Furthermore whatever you do over the internet, it still requires land to hold the cables (or the WiFi transmitters), goods sold over eBay and Amazon still have to be manufactured somewhere and delivered from warehouses somewhere to shops or homes somewhere else. We can safely assume that the Internet increases our productive capacity and therefore the total rental value of UK land. Houses with broadband sell or rent for more than houses with only sporadic 3G reception; and those sell or rent for more than ones without either, or without even a telephone line. Conversely, rents on the High Street might have fallen a bit because a lot of people shop online. But the rents for factories and warehouses are unaffected.
At this stage, some will throw in a diagonal comparison and say: “But with LVT, a best-selling author would be able to live in a remote croft, email his books to his publisher, and not pay any tax; he’ll pay less tax than the printer with a printing shop in an urban area who prints his books.” Well yes of course, but that’s his good fortune and a stupid comparison. Surely it is more relevant to compare a best-selling author in a remote croft with one in a swanky mansion? Or compare a printer with a good site on the high street (with lots of passing trade and extra customers) with one in a back street or out of town industrial estate who has to spend more money on advertising and marketing?

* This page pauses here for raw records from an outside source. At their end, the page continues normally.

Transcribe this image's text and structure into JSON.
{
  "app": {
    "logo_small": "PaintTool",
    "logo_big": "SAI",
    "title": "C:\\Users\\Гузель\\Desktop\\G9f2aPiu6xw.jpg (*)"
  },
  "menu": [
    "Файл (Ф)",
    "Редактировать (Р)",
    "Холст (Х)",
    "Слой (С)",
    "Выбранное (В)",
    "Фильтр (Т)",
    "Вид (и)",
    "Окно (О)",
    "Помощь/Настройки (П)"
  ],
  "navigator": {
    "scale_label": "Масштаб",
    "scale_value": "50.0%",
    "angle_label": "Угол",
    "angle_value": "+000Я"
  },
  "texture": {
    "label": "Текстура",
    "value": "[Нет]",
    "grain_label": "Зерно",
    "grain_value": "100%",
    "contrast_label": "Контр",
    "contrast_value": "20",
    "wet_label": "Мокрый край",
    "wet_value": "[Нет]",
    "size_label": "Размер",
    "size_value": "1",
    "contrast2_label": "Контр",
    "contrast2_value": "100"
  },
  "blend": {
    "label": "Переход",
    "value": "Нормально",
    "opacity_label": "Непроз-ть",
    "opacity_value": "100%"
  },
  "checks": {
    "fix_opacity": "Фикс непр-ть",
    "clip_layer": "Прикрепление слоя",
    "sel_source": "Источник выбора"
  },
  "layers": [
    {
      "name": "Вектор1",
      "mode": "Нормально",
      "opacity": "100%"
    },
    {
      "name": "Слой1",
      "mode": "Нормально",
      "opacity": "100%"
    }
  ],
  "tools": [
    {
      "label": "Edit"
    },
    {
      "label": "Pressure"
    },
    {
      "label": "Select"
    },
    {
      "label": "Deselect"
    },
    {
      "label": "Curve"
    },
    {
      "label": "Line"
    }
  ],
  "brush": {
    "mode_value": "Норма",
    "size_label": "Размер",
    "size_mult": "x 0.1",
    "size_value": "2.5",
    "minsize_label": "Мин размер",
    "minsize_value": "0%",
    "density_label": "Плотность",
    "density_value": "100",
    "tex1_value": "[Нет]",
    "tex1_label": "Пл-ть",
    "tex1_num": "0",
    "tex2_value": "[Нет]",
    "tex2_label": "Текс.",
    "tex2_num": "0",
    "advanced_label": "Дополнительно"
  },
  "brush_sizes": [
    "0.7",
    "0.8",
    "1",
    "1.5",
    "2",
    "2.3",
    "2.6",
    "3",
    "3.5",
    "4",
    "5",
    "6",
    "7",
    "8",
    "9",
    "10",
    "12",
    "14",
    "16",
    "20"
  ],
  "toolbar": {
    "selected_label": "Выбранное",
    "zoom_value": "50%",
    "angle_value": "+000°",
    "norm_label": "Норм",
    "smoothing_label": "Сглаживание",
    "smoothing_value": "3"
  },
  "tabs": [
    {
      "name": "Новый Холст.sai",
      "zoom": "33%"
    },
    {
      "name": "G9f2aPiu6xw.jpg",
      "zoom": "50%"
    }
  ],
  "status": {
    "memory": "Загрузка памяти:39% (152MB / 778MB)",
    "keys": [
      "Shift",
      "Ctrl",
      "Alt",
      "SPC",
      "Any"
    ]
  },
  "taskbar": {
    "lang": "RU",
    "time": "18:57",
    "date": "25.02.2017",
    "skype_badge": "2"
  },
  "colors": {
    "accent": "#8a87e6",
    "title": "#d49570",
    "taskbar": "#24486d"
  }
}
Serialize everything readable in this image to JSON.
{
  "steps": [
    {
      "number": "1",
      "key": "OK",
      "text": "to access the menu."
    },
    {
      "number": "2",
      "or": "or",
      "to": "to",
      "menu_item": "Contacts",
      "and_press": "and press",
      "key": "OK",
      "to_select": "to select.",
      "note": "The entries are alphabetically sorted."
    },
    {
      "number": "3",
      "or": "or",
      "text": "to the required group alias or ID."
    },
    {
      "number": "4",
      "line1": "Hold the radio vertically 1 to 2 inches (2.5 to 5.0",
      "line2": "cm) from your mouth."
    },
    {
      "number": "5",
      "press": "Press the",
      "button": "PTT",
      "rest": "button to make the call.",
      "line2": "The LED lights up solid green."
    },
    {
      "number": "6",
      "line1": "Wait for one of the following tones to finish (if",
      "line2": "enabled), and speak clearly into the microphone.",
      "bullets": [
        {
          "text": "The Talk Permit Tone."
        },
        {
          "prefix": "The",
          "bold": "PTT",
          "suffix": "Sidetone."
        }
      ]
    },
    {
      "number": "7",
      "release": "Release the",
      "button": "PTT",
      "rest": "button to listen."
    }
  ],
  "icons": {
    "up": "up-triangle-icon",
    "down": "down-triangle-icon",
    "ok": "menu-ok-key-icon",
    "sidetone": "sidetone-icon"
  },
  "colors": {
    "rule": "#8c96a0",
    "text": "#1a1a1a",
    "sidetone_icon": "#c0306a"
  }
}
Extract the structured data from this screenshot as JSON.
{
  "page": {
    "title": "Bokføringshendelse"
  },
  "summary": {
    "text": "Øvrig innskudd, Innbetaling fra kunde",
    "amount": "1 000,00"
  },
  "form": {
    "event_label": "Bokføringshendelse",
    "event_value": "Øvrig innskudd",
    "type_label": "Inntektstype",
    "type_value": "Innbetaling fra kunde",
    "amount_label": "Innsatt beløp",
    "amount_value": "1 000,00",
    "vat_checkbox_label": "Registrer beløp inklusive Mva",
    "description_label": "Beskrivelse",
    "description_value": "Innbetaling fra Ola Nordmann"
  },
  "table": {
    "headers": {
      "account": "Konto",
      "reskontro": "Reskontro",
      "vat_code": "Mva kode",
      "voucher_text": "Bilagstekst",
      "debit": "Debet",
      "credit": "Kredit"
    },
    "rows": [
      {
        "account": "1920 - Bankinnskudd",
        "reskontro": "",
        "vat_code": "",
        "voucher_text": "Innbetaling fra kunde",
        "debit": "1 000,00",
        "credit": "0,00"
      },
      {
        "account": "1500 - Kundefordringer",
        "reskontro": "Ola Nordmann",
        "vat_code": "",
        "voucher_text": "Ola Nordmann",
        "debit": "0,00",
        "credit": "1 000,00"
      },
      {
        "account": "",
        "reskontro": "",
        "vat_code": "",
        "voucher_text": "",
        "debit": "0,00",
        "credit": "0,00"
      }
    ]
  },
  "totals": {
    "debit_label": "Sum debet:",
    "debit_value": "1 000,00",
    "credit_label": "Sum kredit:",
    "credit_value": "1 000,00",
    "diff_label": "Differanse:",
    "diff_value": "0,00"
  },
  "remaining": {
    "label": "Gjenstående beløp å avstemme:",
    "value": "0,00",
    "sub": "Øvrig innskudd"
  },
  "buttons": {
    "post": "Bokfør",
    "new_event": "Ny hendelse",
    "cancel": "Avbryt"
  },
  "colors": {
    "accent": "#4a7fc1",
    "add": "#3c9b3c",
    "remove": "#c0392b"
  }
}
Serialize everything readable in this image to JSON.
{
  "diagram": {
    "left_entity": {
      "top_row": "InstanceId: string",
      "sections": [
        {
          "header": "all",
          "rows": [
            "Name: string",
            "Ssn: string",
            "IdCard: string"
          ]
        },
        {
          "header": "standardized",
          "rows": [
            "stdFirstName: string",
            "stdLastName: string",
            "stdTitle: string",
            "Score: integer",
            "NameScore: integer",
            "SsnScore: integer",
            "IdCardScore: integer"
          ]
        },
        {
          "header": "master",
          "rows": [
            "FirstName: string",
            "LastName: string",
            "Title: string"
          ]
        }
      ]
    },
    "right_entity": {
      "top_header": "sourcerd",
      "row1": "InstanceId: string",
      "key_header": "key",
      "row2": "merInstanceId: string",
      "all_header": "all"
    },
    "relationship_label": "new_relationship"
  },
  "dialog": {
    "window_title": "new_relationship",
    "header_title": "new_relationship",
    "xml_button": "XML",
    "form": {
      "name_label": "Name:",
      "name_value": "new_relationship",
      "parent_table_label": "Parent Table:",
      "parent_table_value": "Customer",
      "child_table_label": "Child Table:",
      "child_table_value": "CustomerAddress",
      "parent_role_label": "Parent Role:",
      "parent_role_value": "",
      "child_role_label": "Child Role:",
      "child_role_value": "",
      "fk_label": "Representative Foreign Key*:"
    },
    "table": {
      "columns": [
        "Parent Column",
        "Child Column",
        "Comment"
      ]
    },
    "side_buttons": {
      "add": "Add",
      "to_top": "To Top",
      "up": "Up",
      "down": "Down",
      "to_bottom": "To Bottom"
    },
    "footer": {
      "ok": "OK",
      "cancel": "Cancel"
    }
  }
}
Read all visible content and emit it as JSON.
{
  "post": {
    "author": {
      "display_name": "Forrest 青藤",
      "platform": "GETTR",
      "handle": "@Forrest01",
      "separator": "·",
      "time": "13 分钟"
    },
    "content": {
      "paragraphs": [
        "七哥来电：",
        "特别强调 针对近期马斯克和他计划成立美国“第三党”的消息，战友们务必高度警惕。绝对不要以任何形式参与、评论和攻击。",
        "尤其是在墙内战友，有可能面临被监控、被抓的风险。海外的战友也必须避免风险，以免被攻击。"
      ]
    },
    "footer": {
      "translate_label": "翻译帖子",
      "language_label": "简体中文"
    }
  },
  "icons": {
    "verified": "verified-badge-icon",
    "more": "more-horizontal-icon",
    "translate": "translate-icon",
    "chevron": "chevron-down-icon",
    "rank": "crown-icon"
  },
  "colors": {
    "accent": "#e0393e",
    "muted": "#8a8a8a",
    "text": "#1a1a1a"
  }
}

Also please note…
The traditional system of taxing profits and transactions doesn’t really work with internet based businesses. They can circumvent many of the old rules and concepts dictating what will be taxed in which country, which gives them an unfair advantage over their competitors. So to level that particular playing field, taxes on output and profits and so on have to be reduced for all businesses.
But internet businesses need land the same as anybody else. Amazon and other internet retailers have their warehouses and delivery depots. Google, Facebook and Microsoft have massive offices, usually in expensive central locations (Google will soon be relocating to the massive new development behind Kings Cross Station). All their employees, directors and shareholders have to live somewhere. So the more that business takes place over the internet, the more important is is to collect revenue from the rental value of land instead of trying to collect taxes from turnover and profits in a most haphazard and damaging fashion.
Posted by petersmithconsulting on July 3, 2013